From the abstract:
States have varying degrees of review authority over health insurance carriers’ rates, including prior approval authority over proposed rates and requirements for loss ratios, the proportion of premium revenues spent on medical claims. The Affordable Care Act (ACA) requires carriers in certain categories of health insurance to provide public justification for rate increases of 10 percent or more. We collected data on how states changed their rate review authority and requirements during 2010–13, the years immediately after enactment of the ACA, and we combined these data with carrier filings. We found that adjusted premiums in the individual market in states that had prior-approval authority combined with loss ratio requirements were lower in 2010–13 ($3,489) than premiums in states with no rate review authority or that had only file-and-use regulations, which gave the states no authority to block rate increases ($3,617). Adjusted premiums declined modestly in prior-approval states with loss ratio requirements, from $3,526 in 2010 to $3,452 in 2013, while premiums increased from $3,422 to $3,683 in states with no rate review authority or file-and-use regulations only. Our findings suggest that states with prior approval authority and loss ratio requirements constrained health insurance premium increases.

National Health Expenditure Projections, 2014–24: Spending Growth Faster Than Recent Trends
by Sean P. Keehan, Gigi A. Cuckler, Andrea M. Sisko, Andrew J. Madison, Sheila D. Smith, Devin A. Stone, John A. Poisal, Christian J. Wolfe and Joseph M. Lizonitz

From the abstract:

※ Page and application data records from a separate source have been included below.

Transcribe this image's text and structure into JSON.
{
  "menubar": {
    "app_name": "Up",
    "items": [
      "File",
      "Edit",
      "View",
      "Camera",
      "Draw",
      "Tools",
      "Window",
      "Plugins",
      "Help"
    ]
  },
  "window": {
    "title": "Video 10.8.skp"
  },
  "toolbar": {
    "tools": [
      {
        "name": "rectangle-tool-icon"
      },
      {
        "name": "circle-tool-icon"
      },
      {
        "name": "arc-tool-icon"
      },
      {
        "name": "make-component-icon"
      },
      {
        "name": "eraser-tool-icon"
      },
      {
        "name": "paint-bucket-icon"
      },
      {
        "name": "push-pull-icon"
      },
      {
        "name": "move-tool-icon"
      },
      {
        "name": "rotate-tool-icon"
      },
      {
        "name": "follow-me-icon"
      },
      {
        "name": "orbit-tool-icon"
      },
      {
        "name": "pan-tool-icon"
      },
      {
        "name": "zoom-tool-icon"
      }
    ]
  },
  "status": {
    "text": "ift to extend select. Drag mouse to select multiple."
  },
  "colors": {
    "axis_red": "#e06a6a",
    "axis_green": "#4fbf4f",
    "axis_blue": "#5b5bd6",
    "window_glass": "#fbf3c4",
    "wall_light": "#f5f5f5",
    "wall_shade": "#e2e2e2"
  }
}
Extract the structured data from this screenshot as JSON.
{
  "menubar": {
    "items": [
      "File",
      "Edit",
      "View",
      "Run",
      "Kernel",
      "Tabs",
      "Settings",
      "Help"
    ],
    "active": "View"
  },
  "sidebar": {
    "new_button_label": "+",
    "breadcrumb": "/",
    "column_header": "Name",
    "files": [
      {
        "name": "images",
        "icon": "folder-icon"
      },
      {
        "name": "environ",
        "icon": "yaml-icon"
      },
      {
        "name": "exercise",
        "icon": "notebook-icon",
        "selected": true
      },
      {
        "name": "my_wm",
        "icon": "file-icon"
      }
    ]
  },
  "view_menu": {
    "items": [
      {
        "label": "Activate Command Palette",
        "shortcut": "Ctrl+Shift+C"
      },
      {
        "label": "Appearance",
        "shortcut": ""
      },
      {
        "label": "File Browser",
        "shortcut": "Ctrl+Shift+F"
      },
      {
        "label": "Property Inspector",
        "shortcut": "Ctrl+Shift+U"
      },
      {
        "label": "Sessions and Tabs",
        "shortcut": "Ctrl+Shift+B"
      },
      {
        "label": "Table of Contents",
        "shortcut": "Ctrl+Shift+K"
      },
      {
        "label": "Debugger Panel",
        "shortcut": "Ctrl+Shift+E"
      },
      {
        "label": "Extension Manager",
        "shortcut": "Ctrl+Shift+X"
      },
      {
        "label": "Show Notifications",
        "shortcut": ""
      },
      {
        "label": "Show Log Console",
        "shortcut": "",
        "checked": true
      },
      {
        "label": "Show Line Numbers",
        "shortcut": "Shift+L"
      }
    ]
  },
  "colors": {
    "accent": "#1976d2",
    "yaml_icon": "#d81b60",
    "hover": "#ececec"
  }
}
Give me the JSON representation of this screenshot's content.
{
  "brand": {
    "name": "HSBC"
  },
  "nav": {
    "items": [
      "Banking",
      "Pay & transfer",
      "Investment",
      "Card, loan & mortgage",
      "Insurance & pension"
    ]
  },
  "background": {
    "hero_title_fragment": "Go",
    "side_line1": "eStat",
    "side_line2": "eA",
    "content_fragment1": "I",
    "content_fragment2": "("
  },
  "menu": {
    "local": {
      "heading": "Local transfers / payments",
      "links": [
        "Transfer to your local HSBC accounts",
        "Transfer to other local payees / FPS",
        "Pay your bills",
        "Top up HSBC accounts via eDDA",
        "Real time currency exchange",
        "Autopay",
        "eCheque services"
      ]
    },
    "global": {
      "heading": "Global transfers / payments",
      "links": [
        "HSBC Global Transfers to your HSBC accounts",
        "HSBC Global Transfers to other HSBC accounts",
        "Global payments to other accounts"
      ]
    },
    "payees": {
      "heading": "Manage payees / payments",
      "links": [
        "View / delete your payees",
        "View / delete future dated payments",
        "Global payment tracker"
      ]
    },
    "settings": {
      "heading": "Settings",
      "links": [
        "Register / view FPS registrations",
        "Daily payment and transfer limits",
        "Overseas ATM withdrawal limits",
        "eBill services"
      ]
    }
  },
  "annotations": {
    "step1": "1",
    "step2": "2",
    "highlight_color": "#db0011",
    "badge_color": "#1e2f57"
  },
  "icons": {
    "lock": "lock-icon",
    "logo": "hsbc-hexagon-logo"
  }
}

Health spending growth in the United States is projected to average 5.8 percent for 2014–24, reflecting the Affordable Care Act’s coverage expansions, faster economic growth, and population aging. Recent historically low growth rates in the use of medical goods and services, as well as medical prices, are expected to gradually increase. However, in part because of the impact of continued cost-sharing increases that are anticipated among health plans, the acceleration of these growth rates is expected to be modest. The health share of US gross domestic product is projected to rise from 17.4 percent in 2013 to 19.6 percent in 2024.